Racism in the Workplace and Hate Speech

Racism in the Workplace and Hate Speech

Human Resources

There has been a lot to talk about on this topic following on from the Constitutional Court Ruling on 17th May 2018 in the matter between Rustenburg Platinum Mine vs South African Workers Association obo Meyer Bester.

In summary, the facts and history of the case leading up to the Constitutional Court are as follows.

The case relates to an incident in 2013 wherein Mr Bester pointed his finger at a fellow worker and told him “verwyder daar die swart man se voertuig”. Mr Bester was charged with insubordination and making racial remarks and was dismissed following a disciplinary enquiry. During the enquiry he denied ever saying the words “swart man” and was unrepentant and confrontational with the employer’s witness.

The matter was referred to the CCMA and the Commissioner found that “swart man” was a descriptor and not racist. The dismissal was found to be both substantially and procedurally unfair.

The matter was then taken to Labour Court on review. The Labour Court found that referencing a person as “swart man” was in fact racist and derogatory and that Mr Bester was fairly dismissed.

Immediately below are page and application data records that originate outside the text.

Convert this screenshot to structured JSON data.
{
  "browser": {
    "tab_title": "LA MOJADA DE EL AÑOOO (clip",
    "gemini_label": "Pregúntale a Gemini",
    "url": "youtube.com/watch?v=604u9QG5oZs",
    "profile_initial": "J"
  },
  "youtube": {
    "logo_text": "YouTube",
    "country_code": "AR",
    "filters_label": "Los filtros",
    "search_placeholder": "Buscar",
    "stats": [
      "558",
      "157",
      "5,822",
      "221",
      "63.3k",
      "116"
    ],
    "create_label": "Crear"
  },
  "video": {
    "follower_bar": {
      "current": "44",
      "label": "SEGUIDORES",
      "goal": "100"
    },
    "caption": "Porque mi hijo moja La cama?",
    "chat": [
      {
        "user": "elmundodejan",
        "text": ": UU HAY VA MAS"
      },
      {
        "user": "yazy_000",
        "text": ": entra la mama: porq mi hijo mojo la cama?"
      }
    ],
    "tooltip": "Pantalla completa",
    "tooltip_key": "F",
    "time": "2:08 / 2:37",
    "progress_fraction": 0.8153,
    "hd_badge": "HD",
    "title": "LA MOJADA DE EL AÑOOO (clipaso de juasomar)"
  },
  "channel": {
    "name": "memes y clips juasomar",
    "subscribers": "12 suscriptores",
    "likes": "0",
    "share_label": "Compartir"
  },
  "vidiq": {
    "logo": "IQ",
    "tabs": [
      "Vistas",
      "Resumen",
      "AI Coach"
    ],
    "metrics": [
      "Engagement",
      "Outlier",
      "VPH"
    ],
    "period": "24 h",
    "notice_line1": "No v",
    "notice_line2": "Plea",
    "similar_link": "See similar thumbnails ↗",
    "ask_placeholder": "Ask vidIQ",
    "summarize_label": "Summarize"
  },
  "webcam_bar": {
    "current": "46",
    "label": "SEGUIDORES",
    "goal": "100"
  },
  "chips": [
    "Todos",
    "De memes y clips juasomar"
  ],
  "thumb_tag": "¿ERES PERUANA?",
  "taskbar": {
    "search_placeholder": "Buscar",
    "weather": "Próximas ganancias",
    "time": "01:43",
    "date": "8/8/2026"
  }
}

Mr Bester then lodged an appeal in the Labour Appeal Court. The Court found that taking into account the context in which the phrase was used, the inference was that the phrase was not necessarily racist and derogatory and the dismissal was therefore found to be unfair both substantively and procedurally.

Finally the matter went to Constitutional Court which found the following:

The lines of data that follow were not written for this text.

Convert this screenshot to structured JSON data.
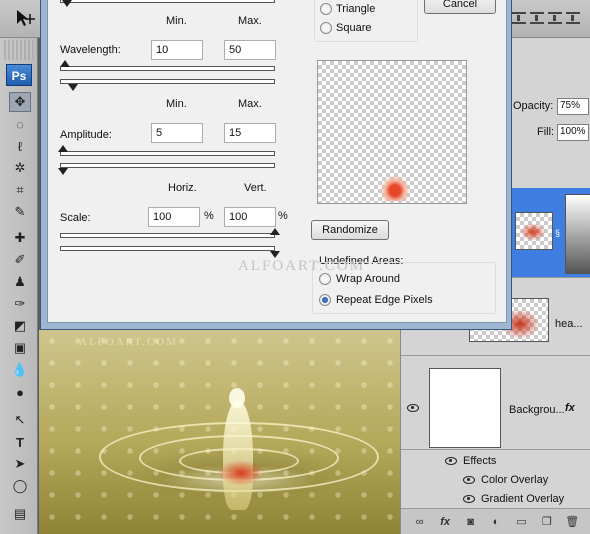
{
  "app": {
    "logo": "Ps",
    "options_bar": {
      "tool_icon": "move-tool-icon"
    }
  },
  "dialog": {
    "cancel_label": "Cancel",
    "type_options": [
      "Triangle",
      "Square"
    ],
    "wavelength": {
      "label": "Wavelength:",
      "min_header": "Min.",
      "max_header": "Max.",
      "min": "10",
      "max": "50"
    },
    "amplitude": {
      "label": "Amplitude:",
      "min_header": "Min.",
      "max_header": "Max.",
      "min": "5",
      "max": "15"
    },
    "scale": {
      "label": "Scale:",
      "horiz_header": "Horiz.",
      "vert_header": "Vert.",
      "horiz": "100",
      "vert": "100",
      "unit": "%"
    },
    "randomize_label": "Randomize",
    "undefined_areas": {
      "title": "Undefined Areas:",
      "options": [
        "Wrap Around",
        "Repeat Edge Pixels"
      ],
      "selected": "Repeat Edge Pixels"
    },
    "watermark": "ALFOART.COM"
  },
  "canvas": {
    "watermark": "ALFOART.COM"
  },
  "layers_panel": {
    "opacity_label": "Opacity:",
    "opacity_value": "75%",
    "fill_label": "Fill:",
    "fill_value": "100%",
    "layers": [
      {
        "name": "hea..."
      },
      {
        "name": "Backgrou...",
        "fx": "fx"
      }
    ],
    "effects_label": "Effects",
    "effects": [
      "Color Overlay",
      "Gradient Overlay"
    ]
  },
  "colors": {
    "selection_blue": "#3d7ee0",
    "dialog_frame": "#9fb6d3"
  }
}
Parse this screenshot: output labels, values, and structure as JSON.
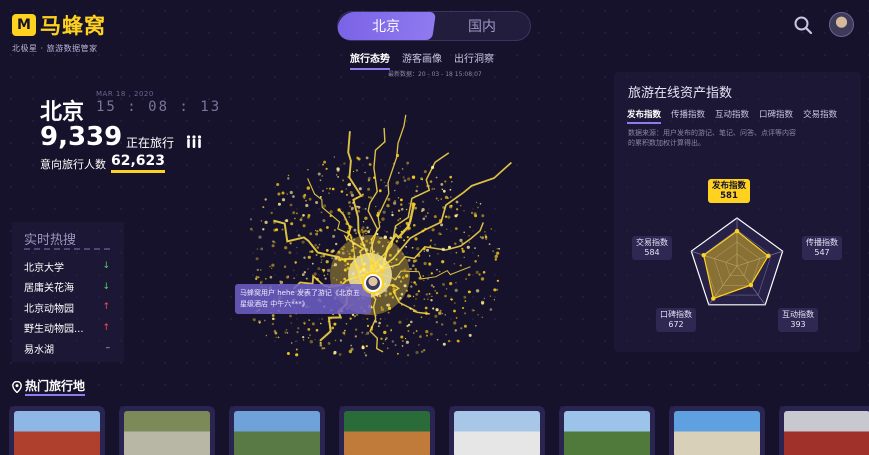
{
  "logo": {
    "mark": "M",
    "name": "马蜂窝",
    "subtitle": "北极星 · 旅游数据管家"
  },
  "region_tabs": [
    {
      "label": "北京",
      "active": true
    },
    {
      "label": "国内",
      "active": false
    }
  ],
  "sub_tabs": [
    {
      "label": "旅行态势",
      "active": true
    },
    {
      "label": "游客画像",
      "active": false
    },
    {
      "label": "出行洞察",
      "active": false
    }
  ],
  "update_time": "最新数据：20 - 03 - 18  15:08:07",
  "city": {
    "name": "北京",
    "date": "MAR 18 , 2020",
    "clock": "15 : 08 : 13",
    "traveling_count": "9,339",
    "traveling_label": "正在旅行",
    "intent_label": "意向旅行人数",
    "intent_count": "62,623"
  },
  "hot_search": {
    "title": "实时热搜",
    "items": [
      {
        "name": "北京大学",
        "trend": "down",
        "symbol": "↓"
      },
      {
        "name": "居庸关花海",
        "trend": "down",
        "symbol": "↓"
      },
      {
        "name": "北京动物园",
        "trend": "up",
        "symbol": "↑"
      },
      {
        "name": "野生动物园...",
        "trend": "up",
        "symbol": "↑"
      },
      {
        "name": "易水湖",
        "trend": "flat",
        "symbol": "–"
      }
    ]
  },
  "destinations": {
    "title": "热门旅行地",
    "photos": [
      {
        "name": "photo-forbidden-city",
        "colors": [
          "#8fb7e6",
          "#b0402e"
        ]
      },
      {
        "name": "photo-great-wall",
        "colors": [
          "#7c8a5a",
          "#b8b7a6"
        ]
      },
      {
        "name": "photo-temple-heaven",
        "colors": [
          "#6ea2d8",
          "#5a7a45"
        ]
      },
      {
        "name": "photo-gate-sign",
        "colors": [
          "#2a6b3a",
          "#c07a3a"
        ]
      },
      {
        "name": "photo-bridge",
        "colors": [
          "#a8c6e8",
          "#e6e6e6"
        ]
      },
      {
        "name": "photo-park",
        "colors": [
          "#9cc4ea",
          "#4f7a3c"
        ]
      },
      {
        "name": "photo-university",
        "colors": [
          "#5fa0e0",
          "#d8d0b8"
        ]
      },
      {
        "name": "photo-red-building",
        "colors": [
          "#c8c8d0",
          "#a0302a"
        ]
      }
    ]
  },
  "map": {
    "tooltip": "马蜂窝用户 hehe 发表了游记《北京五星级酒店 中午六***》"
  },
  "asset_index": {
    "title": "旅游在线资产指数",
    "tabs": [
      {
        "label": "发布指数",
        "active": true
      },
      {
        "label": "传播指数",
        "active": false
      },
      {
        "label": "互动指数",
        "active": false
      },
      {
        "label": "口碑指数",
        "active": false
      },
      {
        "label": "交易指数",
        "active": false
      }
    ],
    "description": "数据来源：用户发布的游记、笔记、问答、点评等内容的累积数加权计算得出。",
    "radar": [
      {
        "name": "发布指数",
        "value": 581
      },
      {
        "name": "传播指数",
        "value": 547
      },
      {
        "name": "互动指数",
        "value": 393
      },
      {
        "name": "口碑指数",
        "value": 672
      },
      {
        "name": "交易指数",
        "value": 584
      }
    ]
  },
  "colors": {
    "background": "#16122b",
    "accent_purple": "#8f7af0",
    "accent_yellow": "#ffd21f",
    "trend_up": "#ff4a5a",
    "trend_down": "#52d273"
  }
}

  • The Labour Appeal Court’s point that the phrase was neutral did not take into account or recognise the legacy of apartheid and racial segregation which has resulted in us living in a country that is racially charged.
  • CCMA and The Labour Appeal Court also failed to take into account the circumstances around the use of the phrase “swart man”.
  • Mr Bester also did not show any remorse for his actions and had made no attempt to apologise.

The Constitutional Court found that the dismissal was the appropriate sanction.

This decision is an important one because it deals with the more subtle and less obvious forms of racism and assists in creating a test for determining whether a neutral statement is in fact neutral or racist.

As employers, it is imperative that we understand our obligations in this regard and have adequate policies, rules and procedures in place to ensure that employees understand what is and is not acceptable as well as what the consequences are if they transgress. This is especially true taking into account the Bill for “The Prevention and Combating of Hate Crimes and Hate Speech Bill”.

The Bill aims to provide protection for person or persons against any form of communication which is threatening, abusive or insulting.

Once adopted, this Bill will criminalise hate speech and hate crimes which often take place in the workplace. This Bill will now make employees susceptible to disciplinary and civil action as well as criminal prosecution.

We are entering a time where people will be held accountable for their actions and as employers we need to be moving forward too.

If you require assistance with policies and procedures relating to racism in the workplace, please feel free to contact [email protected] for assistance.